● **Work item**: All of the entries below are to be copied without any alteration.

● **Extracted entries**:
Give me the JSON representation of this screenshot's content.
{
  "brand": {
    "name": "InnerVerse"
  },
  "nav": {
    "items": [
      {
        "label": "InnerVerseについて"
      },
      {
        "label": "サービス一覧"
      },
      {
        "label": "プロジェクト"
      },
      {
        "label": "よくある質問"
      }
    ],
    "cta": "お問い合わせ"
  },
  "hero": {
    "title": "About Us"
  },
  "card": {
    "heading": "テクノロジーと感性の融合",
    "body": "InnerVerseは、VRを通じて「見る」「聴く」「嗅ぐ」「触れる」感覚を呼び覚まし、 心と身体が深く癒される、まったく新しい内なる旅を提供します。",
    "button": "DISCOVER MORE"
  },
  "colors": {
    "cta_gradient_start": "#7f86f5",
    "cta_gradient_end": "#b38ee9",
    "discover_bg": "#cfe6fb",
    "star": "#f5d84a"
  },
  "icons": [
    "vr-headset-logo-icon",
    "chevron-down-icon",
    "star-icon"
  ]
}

● **Task result**:
Give me the JSON representation of this screenshot's content.
{
  "brand": {
    "name": "InnerVerse"
  },
  "nav": {
    "items": [
      {
        "label": "InnerVerseについて"
      },
      {
        "label": "サービス一覧"
      },
      {
        "label": "プロジェクト"
      },
      {
        "label": "よくある質問"
      }
    ],
    "cta": "お問い合わせ"
  },
  "hero": {
    "title": "About Us"
  },
  "card": {
    "heading": "テクノロジーと感性の融合",
    "body": "InnerVerseは、VRを通じて「見る」「聴く」「嗅ぐ」「触れる」感覚を呼び覚まし、 心と身体が深く癒される、まったく新しい内なる旅を提供します。",
    "button": "DISCOVER MORE"
  },
  "colors": {
    "cta_gradient_start": "#7f86f5",
    "cta_gradient_end": "#b38ee9",
    "discover_bg": "#cfe6fb",
    "star": "#f5d84a"
  },
  "icons": [
    "vr-headset-logo-icon",
    "chevron-down-icon",
    "star-icon"
  ]
}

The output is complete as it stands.